§ Data:
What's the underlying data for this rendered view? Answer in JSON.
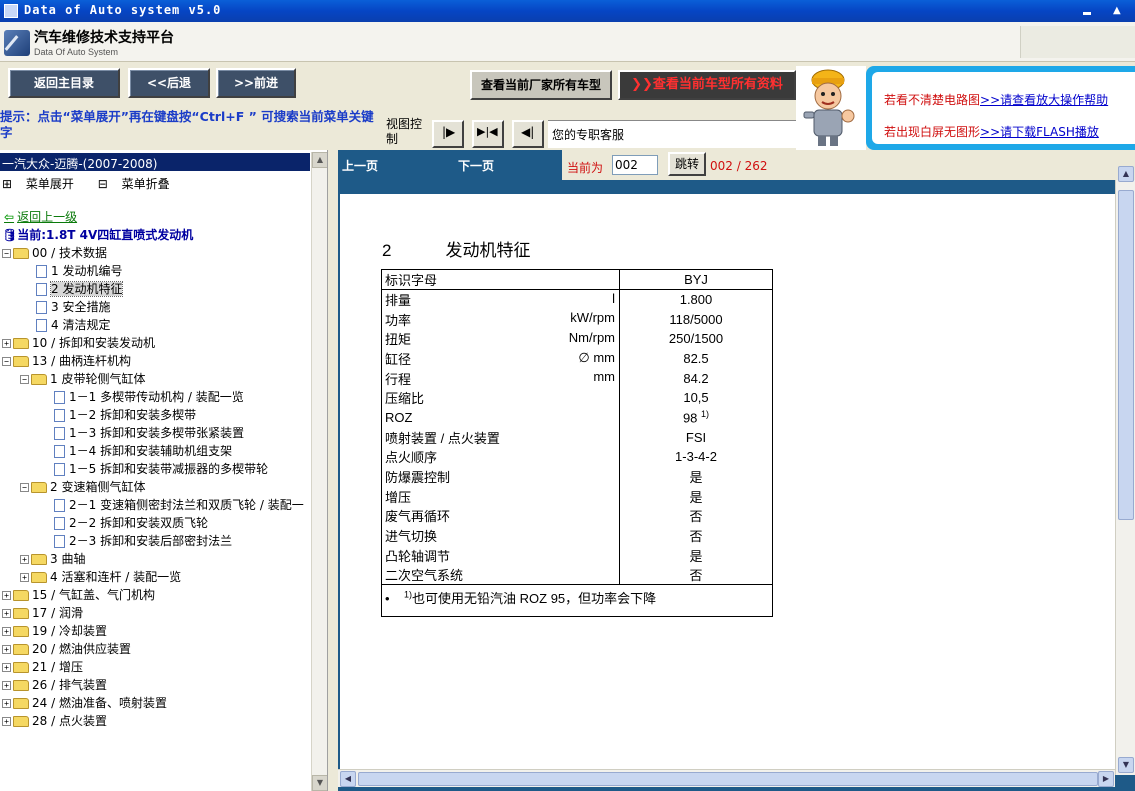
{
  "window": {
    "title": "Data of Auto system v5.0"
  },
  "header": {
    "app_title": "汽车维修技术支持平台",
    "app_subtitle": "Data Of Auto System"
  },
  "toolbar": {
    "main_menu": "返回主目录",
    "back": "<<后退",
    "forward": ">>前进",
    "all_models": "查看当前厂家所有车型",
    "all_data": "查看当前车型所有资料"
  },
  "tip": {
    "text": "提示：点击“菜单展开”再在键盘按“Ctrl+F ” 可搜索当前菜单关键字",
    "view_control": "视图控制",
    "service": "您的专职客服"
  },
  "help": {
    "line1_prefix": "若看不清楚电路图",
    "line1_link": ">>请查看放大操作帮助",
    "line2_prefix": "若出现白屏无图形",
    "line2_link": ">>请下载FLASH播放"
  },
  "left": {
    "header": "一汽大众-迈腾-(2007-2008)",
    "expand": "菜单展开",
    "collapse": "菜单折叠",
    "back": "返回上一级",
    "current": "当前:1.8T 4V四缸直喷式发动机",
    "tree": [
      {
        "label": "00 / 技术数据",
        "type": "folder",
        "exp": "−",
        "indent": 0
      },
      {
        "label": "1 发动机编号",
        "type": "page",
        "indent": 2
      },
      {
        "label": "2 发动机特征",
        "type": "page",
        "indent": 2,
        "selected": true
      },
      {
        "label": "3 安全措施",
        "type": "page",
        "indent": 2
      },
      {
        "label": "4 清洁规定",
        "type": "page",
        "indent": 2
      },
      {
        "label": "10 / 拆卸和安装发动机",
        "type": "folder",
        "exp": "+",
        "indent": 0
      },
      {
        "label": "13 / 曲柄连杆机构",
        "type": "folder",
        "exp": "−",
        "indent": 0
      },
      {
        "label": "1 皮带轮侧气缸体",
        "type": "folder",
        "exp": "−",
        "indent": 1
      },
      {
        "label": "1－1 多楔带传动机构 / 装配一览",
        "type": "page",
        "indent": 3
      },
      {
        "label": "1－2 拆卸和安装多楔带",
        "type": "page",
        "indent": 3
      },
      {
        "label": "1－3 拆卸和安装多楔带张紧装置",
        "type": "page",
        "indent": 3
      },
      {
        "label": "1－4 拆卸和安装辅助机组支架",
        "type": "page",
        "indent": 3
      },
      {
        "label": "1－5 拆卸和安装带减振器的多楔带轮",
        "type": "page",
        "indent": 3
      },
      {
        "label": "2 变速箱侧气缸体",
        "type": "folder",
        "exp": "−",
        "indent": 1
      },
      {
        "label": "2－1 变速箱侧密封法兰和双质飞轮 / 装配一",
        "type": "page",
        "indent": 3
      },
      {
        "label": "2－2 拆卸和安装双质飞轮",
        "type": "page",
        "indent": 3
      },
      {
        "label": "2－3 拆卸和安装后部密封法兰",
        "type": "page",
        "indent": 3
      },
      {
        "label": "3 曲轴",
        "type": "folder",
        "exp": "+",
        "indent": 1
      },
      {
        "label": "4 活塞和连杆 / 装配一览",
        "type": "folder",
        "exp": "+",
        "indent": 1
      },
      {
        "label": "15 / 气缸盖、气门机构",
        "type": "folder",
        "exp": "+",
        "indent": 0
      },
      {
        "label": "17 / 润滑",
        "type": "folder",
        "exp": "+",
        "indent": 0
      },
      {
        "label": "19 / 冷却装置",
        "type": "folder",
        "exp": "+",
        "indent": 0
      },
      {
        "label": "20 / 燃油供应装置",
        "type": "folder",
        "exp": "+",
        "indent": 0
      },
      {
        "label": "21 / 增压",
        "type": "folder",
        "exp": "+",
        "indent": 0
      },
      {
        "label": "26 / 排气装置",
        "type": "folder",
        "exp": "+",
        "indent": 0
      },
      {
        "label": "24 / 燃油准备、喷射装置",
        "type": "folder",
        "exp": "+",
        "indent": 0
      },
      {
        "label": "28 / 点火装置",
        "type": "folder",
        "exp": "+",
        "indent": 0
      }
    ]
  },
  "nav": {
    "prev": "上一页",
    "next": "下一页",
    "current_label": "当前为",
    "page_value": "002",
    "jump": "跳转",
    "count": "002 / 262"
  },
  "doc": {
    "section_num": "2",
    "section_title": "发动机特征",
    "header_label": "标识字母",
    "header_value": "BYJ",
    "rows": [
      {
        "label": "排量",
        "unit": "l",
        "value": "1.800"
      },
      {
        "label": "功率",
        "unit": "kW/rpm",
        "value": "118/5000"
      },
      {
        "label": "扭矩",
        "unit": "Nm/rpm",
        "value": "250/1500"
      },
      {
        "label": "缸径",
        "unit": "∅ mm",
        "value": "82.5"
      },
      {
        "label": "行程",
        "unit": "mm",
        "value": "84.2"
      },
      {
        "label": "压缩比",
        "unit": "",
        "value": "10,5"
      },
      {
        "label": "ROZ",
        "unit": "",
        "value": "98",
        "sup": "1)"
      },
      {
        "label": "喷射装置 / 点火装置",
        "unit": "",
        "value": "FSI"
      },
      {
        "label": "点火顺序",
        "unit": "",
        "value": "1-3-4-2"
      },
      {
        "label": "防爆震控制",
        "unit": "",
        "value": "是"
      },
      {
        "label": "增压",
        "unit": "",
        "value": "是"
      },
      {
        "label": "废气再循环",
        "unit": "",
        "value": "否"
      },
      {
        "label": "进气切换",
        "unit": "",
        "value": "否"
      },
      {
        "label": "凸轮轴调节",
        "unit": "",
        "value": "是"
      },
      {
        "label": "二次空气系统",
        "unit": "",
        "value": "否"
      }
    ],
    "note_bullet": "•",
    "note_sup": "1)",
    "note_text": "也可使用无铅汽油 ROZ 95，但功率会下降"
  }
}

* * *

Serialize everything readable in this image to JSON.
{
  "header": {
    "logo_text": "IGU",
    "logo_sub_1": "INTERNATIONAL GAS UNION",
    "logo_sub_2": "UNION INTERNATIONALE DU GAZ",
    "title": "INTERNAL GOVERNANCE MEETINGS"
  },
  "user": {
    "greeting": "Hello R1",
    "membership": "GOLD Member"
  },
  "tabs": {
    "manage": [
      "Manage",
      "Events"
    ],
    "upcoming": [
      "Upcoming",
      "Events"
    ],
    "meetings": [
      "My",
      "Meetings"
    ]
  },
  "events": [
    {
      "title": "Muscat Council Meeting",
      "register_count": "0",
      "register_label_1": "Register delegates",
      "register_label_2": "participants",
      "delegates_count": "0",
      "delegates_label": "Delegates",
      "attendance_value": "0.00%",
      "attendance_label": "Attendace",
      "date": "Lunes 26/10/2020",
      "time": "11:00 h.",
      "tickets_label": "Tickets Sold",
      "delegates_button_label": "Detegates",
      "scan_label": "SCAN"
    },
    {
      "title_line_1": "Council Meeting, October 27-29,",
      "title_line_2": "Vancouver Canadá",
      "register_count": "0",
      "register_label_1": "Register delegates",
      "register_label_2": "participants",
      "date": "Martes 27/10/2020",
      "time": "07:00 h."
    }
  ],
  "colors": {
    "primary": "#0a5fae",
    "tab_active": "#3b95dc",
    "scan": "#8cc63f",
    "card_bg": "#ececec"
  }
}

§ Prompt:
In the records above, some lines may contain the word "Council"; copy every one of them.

§ Written answer:
      "title": "Muscat Council Meeting",
      "title_line_1": "Council Meeting, October 27-29,",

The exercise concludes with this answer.